And nearly half of them were not from Napa Valley.
Here are my favorite wines of the year.
If there is any thing to be learned from the list, it is that they are listed in an order which relates to how these wines surprised me and from which I had no expectation. And then BWAM!... poured from the bottle, these wines overwhelmed me for their sensuality, elegance, balance, harmony and overall achievement.
Good friends from Calistoga, Barry and Lea, brought this perfect, perfectly aged, 11-year-old Chateauneuf du Pape to our home to complement Carol’s roast chicken dinner in the spring.
It was early in the year -- only March -- and it was a crazy thing to say in print, but I eagerly identified this as a probable candidate for Wine of the Year.
And as good as all the other wines on this page were, none brought the surprise, elegance, balance, maturity and pleasure to the dining table as this wine did.
A complete, compelling beverage, filled with fruit, earth, complexity and elegance.
A truly remarkable wine. And opened exactly at its peak – not one day too young, not one day too old. The vinous definition of Perfection. 100 points.
This Bordeaux Pauillac, was served at a kick-ass dinner prepared by my sister-and brother-in-law, Shelly and Mike, in Toronto.
The wine was filled with focused raspberry and mature fruit flavors, which leapt from the glass in a way that I can't ever recall experiencing a Bordeaux wine. It was almost as if some other younger, fresher wine was in this bottle, and yet the provenance of the wine was documented and its origin secure.
There were hints of graphite, minerals and earth beneath the fresh fruit top notes; a very elegant, complex wine in near-perfect pitch and harmony. 98 points.
This was the top-scoring wine of a two-week trip through Piemonte, Italy, in November.
Produced by Matteo Ascheri under the expert winemaking care of Giuliano Bedino, this wine lifted me out of my chair and took me to a place no other Barolo did on my wine tour.
Call this “Beyond Barolo” and you will understand what this wine is about; other-worldly.
The 2006 vintage, which I tasted, is not yet released (which is why a different vintage label is shown above), and probably will only make its way to the US market by this time next year; but put this wine on your calendar for release a year from now and circle in red:
“Get this wine when upon release in the fall of 2010!”
Matteo says that the 2006 vintage for Barolo (made from the Nebbiolo grape) is the best vintage in the region in the last 20 years. It sure-as-hell shows in this wine, a near-perfect example of great fruit turned into great wine.
The wine exhibits fresh ripe fruit flavors, pronounced muscle, chewy meat, flowery scents, and rich fat, all wrapped in an elegant package, handsomely balanced. 98 points.
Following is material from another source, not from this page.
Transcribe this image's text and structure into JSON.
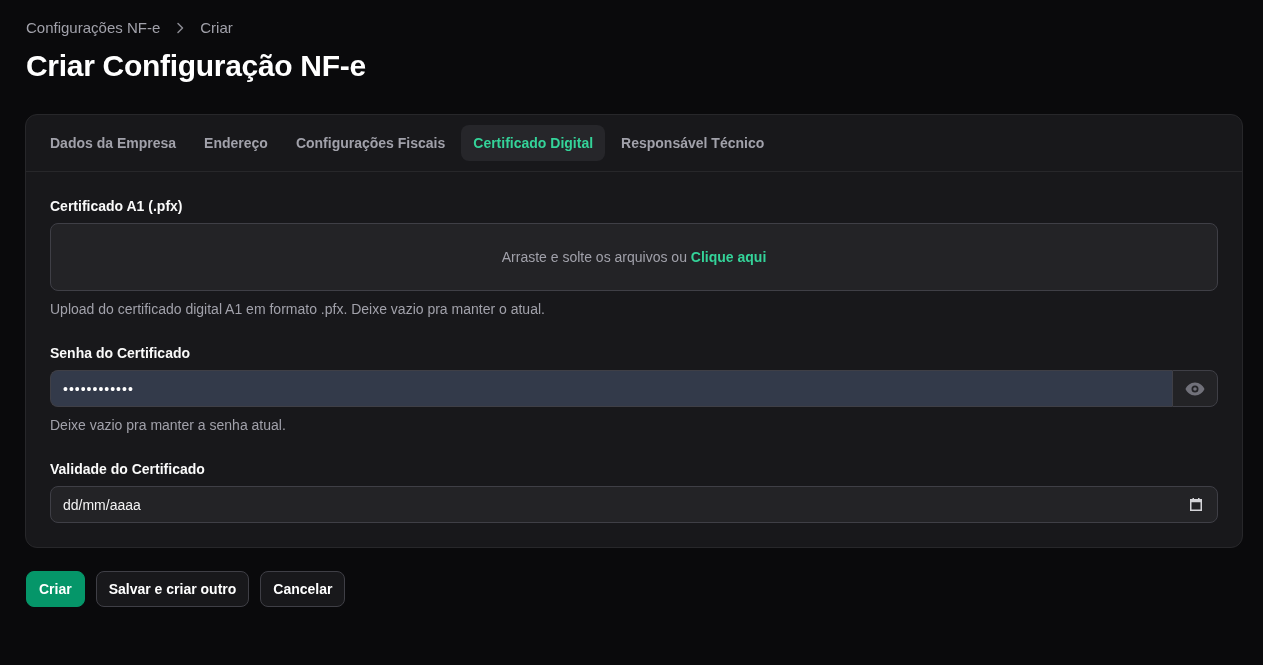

One of my favorite winemakers in Napa Valley, Celia Welch (formerly Masyczek), poured nine of her handcrafted wines at an Acme Fine Wines (St. Helena) event in the spring.
Pictured above are some of the vineyard owners for whom Celia makes these tremendous wines, all which were available to taste at the Acme Event:
Hollywood & Vine, Scarecrow, Lindstrom, Keever, D.R. Stephens, Husic, Cornerstone, Fleming and (Celia’s own label) Corra.
Too much fun, too many wines, every one of them in the 95-98-point range.
(I guess I was being conservative; Parker just scored the 2007 Scarecrow a perfect 100 points.)
2005 La Vallentina Montepulciano d'Abruzzo